By one measurement, the state is finally facing its responsibility in ensuring that residents of Orange County nursing homes are getting the care they deserve and the law requires. The attention is overdue.
Two years ago, inspectors issued county nursing homes only three citations for fines totaling $8,250. Last year’s totals were 56 citations calling for $96,800 in fines; for the first seven months of this year, the total citations were more than 80, with the amount of fines not yet determined. It is true that inspectors can take other punitive actions against nursing homes besides fines, but hitting the pocketbook remains one valid measurement of how well inspectors are keeping tabs on the facilities.
The 1992 citation record prompted complaints from a private group that monitors nursing homes, and a hearing by a legislative fact-finding panel chaired by Assemblyman Gil Ferguson (R-Newport Beach).
State statistics painted a disturbing picture of deficiencies in the more than 70 nursing homes in the county. Those homes made up a relatively small district on state organization charts, yet they registered many more serious deficiencies than larger districts.
Private individuals investigating a nursing home before placing a parent or other relative there can read the state inspection reports, which are kept at each facility. The reports explain the circumstances and context in which deficiencies were found, as well as detailing how serious each was. But many nursing home residents have no relatives and no visitors. They are dependent on volunteer ombudsmen, conscientious employees and, ultimately, state and federal inspectors to see they receive adequate care.

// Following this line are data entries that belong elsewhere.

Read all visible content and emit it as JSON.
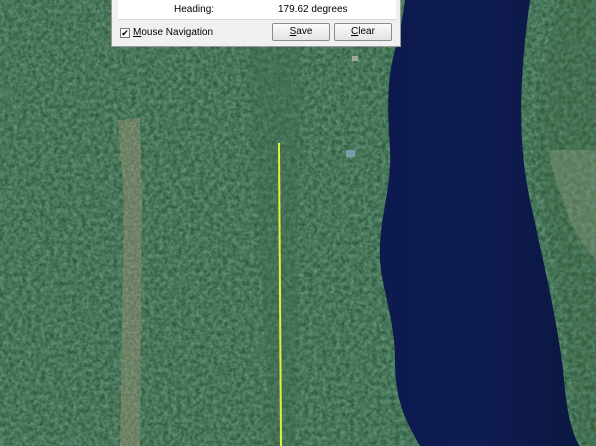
{
  "ruler": {
    "heading_label": "Heading:",
    "heading_value": "179.62 degrees",
    "mouse_navigation": {
      "label": "Mouse Navigation",
      "checked": true
    },
    "save_label": "Save",
    "clear_label": "Clear"
  },
  "colors": {
    "forest": "#24513a",
    "river": "#0e1a4a",
    "path": "#e6f03a"
  }
}
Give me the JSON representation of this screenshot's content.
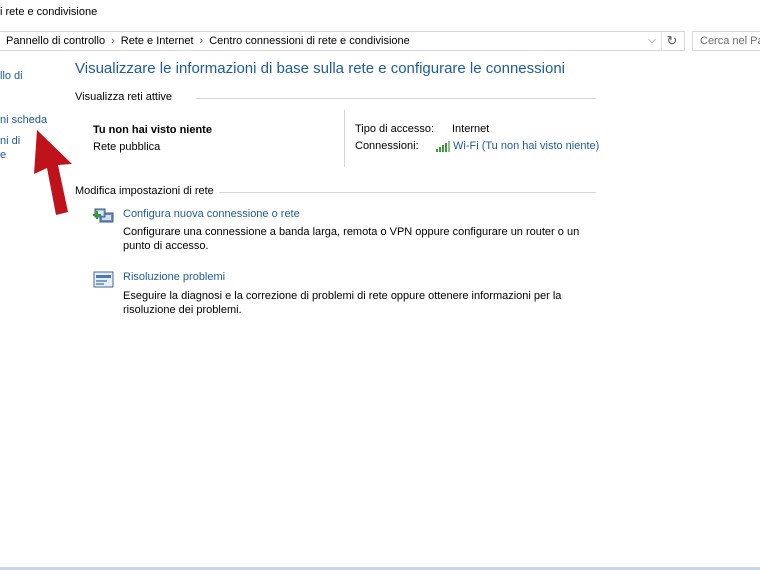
{
  "window": {
    "title": "i rete e condivisione"
  },
  "address": {
    "crumbs": [
      "Pannello di controllo",
      "Rete e Internet",
      "Centro connessioni di rete e condivisione"
    ],
    "chevron": "⌵",
    "refresh": "↻"
  },
  "search": {
    "placeholder": "Cerca nel Pan"
  },
  "leftnav": {
    "item1": "llo di",
    "item2": "ni scheda",
    "item3a": "ni di",
    "item3b": "e"
  },
  "main": {
    "title": "Visualizzare le informazioni di base sulla rete e configurare le connessioni",
    "active_networks_header": "Visualizza reti attive",
    "network": {
      "name": "Tu non hai visto niente",
      "category": "Rete pubblica",
      "access_type_label": "Tipo di accesso:",
      "access_type_value": "Internet",
      "connections_label": "Connessioni:",
      "connections_value": "Wi-Fi (Tu non hai visto niente)"
    },
    "settings_header": "Modifica impostazioni di rete",
    "tasks": [
      {
        "link": "Configura nuova connessione o rete",
        "description": "Configurare una connessione a banda larga, remota o VPN oppure configurare un router o un punto di accesso."
      },
      {
        "link": "Risoluzione problemi",
        "description": "Eseguire la diagnosi e la correzione di problemi di rete oppure ottenere informazioni per la risoluzione dei problemi."
      }
    ]
  },
  "colors": {
    "link": "#1e5c99",
    "arrow": "#c0121a"
  }
}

The tale of Harbor Health Care in Fullerton is instructive. The facility since has been sold and has not had problems lately, state officials said, but under the old owners, inspectors found numerous deficiencies. The state recommended at one point that the home be ruled ineligible for Medicare or Medi-Cal payments, without which most nursing homes cannot exist. But the federal government wrongly overruled the state, and the facility under previous ownership continued to pile up deficiencies. The lack of proper treatment of patients and maintenance of facilities detailed in state records represents a shocking failure of the system. State officials said the situation that once existed at Harbor Health Care was by no means typical, but they must use their powers to see it does not recur at any nursing home.